Blue2thprinting: identifying the form and function of the Bluetooth devices

Xeno Kovah - August 7 - 90 minutes


You are enveloped in the warming glow of dozens to hundreds of Bluetooth devices. Aren’t you curious what all those lil critters are?! Let's use Linux tools to poke at these apparitions!

This workshop serves as a preview of the Bluetooth classes that are being developed for OpenSecurityTraining2 ( by Veronica & Xeno Kovah. The full classes will be multiple days long, so this brief workshop will just give you a basic introduction to some of the basic Linux Bluetooth tools, and how they fit in to Blue2thprinting (

Blue2thprinting is Bluetooth-toothprinting - the act of creating a toothprint (2thprint) to identify distinct features of a Bluetooth device. These 2thprints help us determine information such as what type of Bluetooth chip it uses, what company makes it, what model it is, etc. Over the past year I have focused on Blue2thprinting as a way to approach vulnerability assessment of Bluetooth devices. Specifically, whether they are vulnerable to the other-the-air Bluetooth chip vulnerabilities found by Veronica Kovah and presented at BlackHat USA 2020.
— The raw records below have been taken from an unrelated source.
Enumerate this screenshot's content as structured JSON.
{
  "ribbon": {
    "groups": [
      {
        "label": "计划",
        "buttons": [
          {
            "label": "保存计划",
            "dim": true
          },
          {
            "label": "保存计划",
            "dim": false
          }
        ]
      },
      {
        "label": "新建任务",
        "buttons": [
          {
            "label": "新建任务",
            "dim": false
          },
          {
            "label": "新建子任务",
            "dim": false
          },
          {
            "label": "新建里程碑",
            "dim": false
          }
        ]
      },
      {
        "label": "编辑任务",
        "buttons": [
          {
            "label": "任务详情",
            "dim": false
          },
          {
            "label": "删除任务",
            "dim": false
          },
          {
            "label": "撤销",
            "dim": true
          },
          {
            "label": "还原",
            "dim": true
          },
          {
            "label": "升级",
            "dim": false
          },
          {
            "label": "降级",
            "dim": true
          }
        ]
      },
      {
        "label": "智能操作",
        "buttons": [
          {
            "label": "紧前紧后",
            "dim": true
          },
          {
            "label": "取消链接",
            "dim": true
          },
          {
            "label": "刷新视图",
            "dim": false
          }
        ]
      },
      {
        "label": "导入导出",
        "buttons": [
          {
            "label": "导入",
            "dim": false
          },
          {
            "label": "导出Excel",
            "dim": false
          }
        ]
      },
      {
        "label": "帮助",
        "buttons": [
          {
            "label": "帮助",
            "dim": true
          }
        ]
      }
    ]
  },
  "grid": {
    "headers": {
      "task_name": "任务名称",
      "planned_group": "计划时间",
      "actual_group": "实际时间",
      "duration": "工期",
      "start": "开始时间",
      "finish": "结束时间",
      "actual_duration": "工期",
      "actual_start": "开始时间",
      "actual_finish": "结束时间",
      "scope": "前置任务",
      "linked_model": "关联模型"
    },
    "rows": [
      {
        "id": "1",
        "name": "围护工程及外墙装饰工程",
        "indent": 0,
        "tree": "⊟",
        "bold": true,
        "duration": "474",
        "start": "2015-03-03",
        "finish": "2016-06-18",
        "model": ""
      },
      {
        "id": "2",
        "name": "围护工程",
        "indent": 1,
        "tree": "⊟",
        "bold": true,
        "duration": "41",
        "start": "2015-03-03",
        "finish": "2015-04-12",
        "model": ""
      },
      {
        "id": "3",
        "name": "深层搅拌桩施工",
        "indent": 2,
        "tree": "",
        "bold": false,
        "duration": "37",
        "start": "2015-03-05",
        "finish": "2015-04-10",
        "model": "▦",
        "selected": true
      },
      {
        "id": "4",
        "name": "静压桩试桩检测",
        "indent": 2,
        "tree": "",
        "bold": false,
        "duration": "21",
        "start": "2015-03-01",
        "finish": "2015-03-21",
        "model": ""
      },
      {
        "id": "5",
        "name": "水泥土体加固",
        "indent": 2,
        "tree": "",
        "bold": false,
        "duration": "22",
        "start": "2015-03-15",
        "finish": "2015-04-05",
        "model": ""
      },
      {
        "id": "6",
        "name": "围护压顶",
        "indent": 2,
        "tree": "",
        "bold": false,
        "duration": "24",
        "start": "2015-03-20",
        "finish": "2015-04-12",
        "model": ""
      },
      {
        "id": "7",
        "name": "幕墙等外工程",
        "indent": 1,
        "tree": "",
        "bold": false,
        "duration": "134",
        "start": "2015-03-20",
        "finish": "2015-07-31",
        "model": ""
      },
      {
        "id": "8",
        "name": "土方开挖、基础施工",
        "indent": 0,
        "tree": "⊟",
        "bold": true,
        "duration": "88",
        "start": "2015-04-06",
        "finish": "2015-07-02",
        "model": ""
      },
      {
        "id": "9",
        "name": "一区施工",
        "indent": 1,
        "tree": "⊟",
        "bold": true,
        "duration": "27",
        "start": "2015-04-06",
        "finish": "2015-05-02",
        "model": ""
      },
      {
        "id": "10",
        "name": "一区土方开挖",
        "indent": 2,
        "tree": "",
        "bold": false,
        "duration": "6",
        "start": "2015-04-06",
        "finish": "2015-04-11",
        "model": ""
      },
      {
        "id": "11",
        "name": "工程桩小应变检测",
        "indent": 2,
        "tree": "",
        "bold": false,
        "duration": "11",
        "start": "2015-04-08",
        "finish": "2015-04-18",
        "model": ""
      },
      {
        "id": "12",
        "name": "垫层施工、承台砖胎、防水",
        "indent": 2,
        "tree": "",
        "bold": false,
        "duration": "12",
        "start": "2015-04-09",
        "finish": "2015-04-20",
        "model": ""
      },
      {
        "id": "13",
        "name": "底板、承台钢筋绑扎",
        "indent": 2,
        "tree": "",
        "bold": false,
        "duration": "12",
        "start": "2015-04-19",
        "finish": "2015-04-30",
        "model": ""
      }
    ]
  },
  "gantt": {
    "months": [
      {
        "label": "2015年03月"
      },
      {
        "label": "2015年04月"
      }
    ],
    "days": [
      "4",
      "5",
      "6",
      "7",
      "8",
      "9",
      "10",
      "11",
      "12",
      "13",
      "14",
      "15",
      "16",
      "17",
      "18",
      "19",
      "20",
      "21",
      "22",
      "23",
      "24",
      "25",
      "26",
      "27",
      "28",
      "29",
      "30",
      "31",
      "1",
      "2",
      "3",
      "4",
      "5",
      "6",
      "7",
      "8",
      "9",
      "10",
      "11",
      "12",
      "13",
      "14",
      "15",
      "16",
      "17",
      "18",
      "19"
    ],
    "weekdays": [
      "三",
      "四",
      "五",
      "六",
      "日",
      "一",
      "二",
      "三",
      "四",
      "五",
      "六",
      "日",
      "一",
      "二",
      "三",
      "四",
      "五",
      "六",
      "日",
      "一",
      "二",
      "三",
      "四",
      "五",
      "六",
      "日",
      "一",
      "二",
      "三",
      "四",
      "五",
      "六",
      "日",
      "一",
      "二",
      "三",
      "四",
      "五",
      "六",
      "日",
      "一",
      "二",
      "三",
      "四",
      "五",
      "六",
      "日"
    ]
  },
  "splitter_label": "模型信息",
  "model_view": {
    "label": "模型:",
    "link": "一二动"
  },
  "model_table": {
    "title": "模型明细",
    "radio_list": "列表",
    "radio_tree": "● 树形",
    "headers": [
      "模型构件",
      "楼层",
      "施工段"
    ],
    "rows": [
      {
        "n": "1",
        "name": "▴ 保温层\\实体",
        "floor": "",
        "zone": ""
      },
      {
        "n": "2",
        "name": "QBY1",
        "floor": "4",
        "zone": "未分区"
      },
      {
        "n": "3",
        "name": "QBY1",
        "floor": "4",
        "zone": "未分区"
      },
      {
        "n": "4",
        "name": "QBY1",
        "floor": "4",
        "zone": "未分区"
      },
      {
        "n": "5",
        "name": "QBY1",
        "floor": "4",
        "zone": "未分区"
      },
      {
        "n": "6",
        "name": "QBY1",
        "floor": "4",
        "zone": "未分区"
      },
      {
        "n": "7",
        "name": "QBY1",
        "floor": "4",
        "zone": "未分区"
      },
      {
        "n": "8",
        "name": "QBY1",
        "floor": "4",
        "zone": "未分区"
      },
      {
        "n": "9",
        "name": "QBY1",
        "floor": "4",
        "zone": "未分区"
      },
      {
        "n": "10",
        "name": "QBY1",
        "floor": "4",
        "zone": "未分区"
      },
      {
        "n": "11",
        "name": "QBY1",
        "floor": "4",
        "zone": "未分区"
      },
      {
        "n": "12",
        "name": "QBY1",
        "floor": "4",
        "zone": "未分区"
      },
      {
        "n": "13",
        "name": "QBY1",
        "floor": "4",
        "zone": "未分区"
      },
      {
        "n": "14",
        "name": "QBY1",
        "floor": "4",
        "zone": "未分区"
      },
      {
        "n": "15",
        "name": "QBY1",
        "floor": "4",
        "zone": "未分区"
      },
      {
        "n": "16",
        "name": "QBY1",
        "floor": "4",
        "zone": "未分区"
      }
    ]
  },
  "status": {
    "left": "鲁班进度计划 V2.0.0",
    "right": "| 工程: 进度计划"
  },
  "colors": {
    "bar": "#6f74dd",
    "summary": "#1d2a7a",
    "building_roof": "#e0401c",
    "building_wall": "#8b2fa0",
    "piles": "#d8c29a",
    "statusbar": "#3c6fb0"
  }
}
The Blue2thprinting software fits neatly into the “researchware” category, and thus if I’m being honest is more difficult to set up than I’d like. Thus, attendees will be provided with a preconfigured Linux VM where both the collection and analysis components are already set up, as well as pre-seeded with some real data that can be explored at one’s leisure. In this workshop you’ll learn about and play around with the following:

Linux Bluetooth default tools:

  • hciconfig
  • bluetoothctl
  • btmon

Linux non-default tools:

  • Wireshark
  • gatttool
  • sdptool

Blue2thprinting software:

  • Crontab setup to auto-run and collect Bluetooth (e.g. as used in the simple immediately-sniffing-by-default Raspberry Pi Zero image)
  • for coordinating active data inquiry components
  • Sweyntooth for sending arbitrary BT Low Energy packets
  • Braktooth for sending arbitrary BT Classic packets
  • Analysis scripts for post-processing log files and placing data into MySQL database
  • to provide a nicer interface to the data in the database

At the end of the workshop you’ll be cordially invited to join the BlueCrew, and be introduced into the wide world of open research questions that exist in the Bluetooth space, awaiting your collaboration.